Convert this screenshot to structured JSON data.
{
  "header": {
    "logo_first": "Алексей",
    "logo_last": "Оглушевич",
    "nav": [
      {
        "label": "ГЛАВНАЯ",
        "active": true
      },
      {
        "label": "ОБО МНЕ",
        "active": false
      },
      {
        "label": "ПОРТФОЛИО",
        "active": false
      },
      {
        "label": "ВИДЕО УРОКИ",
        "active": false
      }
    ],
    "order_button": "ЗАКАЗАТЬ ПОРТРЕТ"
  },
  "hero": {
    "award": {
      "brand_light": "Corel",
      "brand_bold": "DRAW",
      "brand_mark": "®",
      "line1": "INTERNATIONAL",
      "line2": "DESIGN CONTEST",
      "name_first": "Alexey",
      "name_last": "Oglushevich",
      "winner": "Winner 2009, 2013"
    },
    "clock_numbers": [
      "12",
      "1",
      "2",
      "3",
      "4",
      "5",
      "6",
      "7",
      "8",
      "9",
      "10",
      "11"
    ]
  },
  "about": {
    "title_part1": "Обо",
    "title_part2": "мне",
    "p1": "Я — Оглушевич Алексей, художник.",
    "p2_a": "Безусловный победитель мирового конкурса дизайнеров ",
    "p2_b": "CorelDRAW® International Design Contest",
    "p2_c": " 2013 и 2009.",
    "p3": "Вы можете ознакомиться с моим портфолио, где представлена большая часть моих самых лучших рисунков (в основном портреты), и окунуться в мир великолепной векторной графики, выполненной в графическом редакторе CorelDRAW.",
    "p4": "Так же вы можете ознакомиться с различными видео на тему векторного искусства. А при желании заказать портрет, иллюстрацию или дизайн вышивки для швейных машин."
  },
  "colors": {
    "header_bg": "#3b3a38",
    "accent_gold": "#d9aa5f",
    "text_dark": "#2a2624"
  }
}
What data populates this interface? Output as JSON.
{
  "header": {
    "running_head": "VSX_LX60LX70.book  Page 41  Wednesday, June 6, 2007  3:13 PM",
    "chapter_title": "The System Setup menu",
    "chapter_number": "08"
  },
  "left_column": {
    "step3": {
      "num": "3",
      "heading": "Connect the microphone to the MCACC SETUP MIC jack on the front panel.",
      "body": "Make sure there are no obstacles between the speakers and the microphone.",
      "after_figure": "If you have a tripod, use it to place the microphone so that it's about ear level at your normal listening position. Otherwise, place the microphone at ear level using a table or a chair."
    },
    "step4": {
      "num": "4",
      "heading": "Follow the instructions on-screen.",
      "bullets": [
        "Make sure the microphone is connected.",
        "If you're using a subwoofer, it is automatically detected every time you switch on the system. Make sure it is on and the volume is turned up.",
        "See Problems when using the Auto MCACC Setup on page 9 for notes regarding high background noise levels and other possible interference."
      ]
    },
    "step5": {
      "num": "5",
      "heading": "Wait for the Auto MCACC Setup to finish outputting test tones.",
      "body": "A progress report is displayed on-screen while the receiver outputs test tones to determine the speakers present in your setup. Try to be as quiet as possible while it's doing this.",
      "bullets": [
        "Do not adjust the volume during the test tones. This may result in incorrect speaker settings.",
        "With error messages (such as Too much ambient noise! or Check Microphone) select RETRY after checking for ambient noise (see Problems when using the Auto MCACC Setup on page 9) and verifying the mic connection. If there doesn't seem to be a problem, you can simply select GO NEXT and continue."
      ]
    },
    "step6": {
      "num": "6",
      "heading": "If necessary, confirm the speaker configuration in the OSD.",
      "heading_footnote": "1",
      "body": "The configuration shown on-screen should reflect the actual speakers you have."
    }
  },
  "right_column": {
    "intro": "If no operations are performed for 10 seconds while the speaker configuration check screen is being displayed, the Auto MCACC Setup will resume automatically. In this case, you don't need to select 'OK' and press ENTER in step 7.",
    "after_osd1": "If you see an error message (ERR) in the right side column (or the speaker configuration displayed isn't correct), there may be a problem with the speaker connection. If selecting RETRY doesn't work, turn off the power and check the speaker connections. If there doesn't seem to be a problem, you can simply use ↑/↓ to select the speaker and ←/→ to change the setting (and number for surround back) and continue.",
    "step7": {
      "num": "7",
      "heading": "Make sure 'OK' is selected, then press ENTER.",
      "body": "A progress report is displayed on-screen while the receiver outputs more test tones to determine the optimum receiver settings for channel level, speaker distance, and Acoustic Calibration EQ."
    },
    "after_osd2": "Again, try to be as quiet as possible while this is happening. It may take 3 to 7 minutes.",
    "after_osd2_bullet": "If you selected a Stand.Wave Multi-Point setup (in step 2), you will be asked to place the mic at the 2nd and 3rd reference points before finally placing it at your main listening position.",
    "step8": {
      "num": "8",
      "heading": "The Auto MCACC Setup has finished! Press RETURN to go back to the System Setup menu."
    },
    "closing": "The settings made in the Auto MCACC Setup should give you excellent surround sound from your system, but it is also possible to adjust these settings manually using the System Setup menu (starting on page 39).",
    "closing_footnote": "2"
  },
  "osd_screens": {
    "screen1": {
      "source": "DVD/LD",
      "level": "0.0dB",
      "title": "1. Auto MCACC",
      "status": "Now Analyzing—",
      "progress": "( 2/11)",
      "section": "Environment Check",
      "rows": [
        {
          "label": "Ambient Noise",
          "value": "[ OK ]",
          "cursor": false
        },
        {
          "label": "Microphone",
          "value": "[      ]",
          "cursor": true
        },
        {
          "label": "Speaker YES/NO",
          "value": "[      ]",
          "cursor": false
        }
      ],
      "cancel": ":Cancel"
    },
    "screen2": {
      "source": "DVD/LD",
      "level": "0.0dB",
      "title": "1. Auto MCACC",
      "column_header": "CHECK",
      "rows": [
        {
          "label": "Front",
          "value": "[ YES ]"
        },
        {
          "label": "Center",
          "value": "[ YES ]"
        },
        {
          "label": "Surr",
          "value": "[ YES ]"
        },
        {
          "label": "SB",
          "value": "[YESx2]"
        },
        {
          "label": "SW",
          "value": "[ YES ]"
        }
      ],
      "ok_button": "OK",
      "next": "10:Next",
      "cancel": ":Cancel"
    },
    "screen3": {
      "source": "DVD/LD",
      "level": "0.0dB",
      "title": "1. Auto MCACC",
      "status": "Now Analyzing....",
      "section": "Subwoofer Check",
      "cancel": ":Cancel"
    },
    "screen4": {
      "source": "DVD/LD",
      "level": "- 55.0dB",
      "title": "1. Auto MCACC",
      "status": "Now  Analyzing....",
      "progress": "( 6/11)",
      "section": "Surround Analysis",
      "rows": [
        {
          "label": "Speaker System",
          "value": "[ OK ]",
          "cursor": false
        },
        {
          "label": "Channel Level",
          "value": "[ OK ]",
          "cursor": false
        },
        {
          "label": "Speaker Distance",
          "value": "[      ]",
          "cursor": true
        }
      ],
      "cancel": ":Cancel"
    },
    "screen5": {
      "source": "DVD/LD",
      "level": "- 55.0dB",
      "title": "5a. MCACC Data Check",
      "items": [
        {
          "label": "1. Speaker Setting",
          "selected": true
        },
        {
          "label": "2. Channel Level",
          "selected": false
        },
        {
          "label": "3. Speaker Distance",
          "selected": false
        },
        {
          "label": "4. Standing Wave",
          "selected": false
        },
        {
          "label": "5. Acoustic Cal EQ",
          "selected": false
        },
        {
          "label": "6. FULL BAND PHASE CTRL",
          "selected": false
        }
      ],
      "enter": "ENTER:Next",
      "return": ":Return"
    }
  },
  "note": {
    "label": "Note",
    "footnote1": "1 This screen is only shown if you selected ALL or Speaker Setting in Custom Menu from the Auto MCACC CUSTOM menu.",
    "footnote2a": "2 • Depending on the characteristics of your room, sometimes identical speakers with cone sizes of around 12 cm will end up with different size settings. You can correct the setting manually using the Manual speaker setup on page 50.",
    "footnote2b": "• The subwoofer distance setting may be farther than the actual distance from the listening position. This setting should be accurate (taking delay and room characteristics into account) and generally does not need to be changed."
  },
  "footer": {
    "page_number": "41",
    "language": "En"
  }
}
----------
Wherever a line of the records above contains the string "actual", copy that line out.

**TASK RESULT**
      "body": "The configuration shown on-screen should reflect the actual speakers you have."
    "footnote2b": "• The subwoofer distance setting may be farther than the actual distance from the listening position. This setting should be accurate (taking delay and room characteristics into account) and generally does not need to be changed."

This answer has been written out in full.